prairiegal

no-knead triple batches in fridge?

This is my first posting.  I must apologize for sounding like a newbie.  I'm a mom to 3 kids under 5 and am interested in feeding them well-fermented bread, as whole-grain as possible.  I have very little time to spend kneading (or mixing or cleaning, for that matter) and have been experimenting with a few methods.  I have been following this forum for a while, but am somewhat unsure that what I am attempting to do will work.  I've been using the no-knead method but making a double or triple batch.  I want to bake one loaf and leave the rest of the dough in the fridge so that I can pull it out and make more later, like the "Artisan Bread in 5 Minutes a Day" method.  I have been adding some kefir to the water to simulate a sourdough effect.  I get good flavor but the dough spreads out a lot, and I would rather not be confined to using a pot, if possible.  I read Reinhart's whole grain book and tried a few recipes from it, but I have so little time that I was pulled back to experimenting with the no-knead method.  FWIW, I tried the AB in 5 recipe and found it produced a totally tasteless bread, even after making it two weeks in a row in the same container.  I don't like white bread.  Their version of whole wheat calls for sweetener, and I really want to avoid anything like that.  Perhaps I need to move to sourdough starter instead of kefir?  Decrease hydration and knead a little?  I thought I would post in case anyone is trying something similar, or can tell me that what I'm doing is just pure craziness!

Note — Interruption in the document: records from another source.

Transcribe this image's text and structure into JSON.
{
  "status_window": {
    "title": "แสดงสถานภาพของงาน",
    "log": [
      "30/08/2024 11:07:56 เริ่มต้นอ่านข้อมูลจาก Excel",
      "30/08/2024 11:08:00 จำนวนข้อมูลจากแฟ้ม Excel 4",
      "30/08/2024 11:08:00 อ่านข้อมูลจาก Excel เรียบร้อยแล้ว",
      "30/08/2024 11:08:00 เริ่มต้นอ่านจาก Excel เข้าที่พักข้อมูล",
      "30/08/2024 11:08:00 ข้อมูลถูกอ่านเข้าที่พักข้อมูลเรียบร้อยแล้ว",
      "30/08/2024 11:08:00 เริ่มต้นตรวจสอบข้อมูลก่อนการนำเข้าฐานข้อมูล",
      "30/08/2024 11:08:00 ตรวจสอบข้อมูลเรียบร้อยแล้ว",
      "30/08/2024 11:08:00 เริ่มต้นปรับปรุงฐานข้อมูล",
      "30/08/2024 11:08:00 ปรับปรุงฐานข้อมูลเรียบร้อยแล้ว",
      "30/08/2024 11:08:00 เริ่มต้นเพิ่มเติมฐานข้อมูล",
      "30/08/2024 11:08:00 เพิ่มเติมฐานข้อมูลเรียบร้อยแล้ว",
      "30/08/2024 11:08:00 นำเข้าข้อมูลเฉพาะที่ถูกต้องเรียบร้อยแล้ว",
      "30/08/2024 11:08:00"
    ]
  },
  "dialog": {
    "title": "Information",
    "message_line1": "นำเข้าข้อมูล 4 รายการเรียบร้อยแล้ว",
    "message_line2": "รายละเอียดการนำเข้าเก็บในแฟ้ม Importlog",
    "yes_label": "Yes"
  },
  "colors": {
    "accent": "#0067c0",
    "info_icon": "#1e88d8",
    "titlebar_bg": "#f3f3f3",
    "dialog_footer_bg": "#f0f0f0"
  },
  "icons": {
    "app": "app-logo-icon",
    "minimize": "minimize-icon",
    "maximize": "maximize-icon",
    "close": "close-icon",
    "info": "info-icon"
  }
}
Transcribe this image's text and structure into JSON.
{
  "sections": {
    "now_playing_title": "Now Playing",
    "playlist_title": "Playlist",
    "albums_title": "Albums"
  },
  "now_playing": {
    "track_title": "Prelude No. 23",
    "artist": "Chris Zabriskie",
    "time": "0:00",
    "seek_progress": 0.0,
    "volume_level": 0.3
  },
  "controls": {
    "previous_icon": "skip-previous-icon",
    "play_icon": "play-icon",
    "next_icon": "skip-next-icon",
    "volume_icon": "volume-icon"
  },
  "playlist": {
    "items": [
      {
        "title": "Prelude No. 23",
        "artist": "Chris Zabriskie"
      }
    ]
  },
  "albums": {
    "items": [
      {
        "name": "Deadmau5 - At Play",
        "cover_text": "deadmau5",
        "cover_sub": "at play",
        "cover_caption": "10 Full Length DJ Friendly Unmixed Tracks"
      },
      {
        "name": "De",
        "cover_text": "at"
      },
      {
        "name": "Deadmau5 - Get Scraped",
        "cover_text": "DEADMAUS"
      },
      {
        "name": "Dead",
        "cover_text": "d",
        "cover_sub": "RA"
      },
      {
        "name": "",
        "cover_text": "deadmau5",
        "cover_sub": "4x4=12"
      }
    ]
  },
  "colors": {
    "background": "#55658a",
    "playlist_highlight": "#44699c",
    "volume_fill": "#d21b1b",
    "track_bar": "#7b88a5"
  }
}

madzilla's picture
madzilla

Hi,


I have also been working with the AB in 5 recipe, but I am beginning to change it up a bit.  I have a sourdough starter in the fridge that I started about 3 weeks ago.  I am just using 1 cup as if it were a 1/2 cup of water.  This way I am trying to infuse the flavor of sourdough into the AB.  However, I also was wondering about just making a HUGE starter in the fridge, and letting that be the bread dough.  Pull some out, and bake a loaf as needed, and just keep feeding the large amount of starter. I am talking about a 2 loaf at a time in the fridge starter.  I figure if you can do it with a few tablespoons, why not just make a huge batch? I am a newbie, and if anyone has any objections, please let me know what they would be.


Maddy

prairiegal's picture
prairiegal

That's an interesting idea.  I've got to get my head around the whole chemistry of it all.   I see that there is a 'handbook' section to TFL, and i'm going to read it; I skimmed part yesterday and it looks very helpful.  It sounds like we're on the same quest!

madzilla's picture
madzilla

I don't really know why they call it "artisan" bread.  Just seems like a free-form loaf to me!


So, I will post pics, but I have my dough in the fridge since this morning.  It is quite the mixture, and I plan on baking it tomorrow. Here is the ingredient list:


1 pkg Hodgson Mill White bread


1 pkg Hodgson Mill 9 grain bread


3 tbs butter


1 1/2 tsp sea salt


about 2 1/4 cups warm water


1 packet yeast


I stirred it all till sticky and combined, then covered it and put it in the fridge. It has already more than doubled.


I wanted to use up the bread mixes I have, and it is kind of fun to get creative with them.  I think they have gluten and possibly dough conditioners in them. Not sure, but we'll see what turns out! I'll post some pics when I finish.


M.

prairiegal's picture
prairiegal

yes, I absolutely cannot claim to be making 'artisan' bread!  I just browse here because I like a lean bread, with a crunchy crust and open crumb - or would like to make one, some day!  I think perhaps I'll try the stretch and fold method, which sounds manageable, even with kids crawling around at my feet.

madzilla's picture
madzilla

I played around with the folding technique after watching Mark's video, and it was SO much fun! Each time it really rose a bunch. And the gasses made noise as I stretched it.  It seemed to make the dough much more elastic. Maybe it helps the gasses do their job better.


I posted the pics in the wrong thread! I put it under My Third Artisan Loaf, and they turned out pretty good considering I accidentally snuffed out the flames on my oven! So they sat in hot pans for about 18 minutes before I realized and cranked the heat back on. They amazingly enough turned out edible!


M.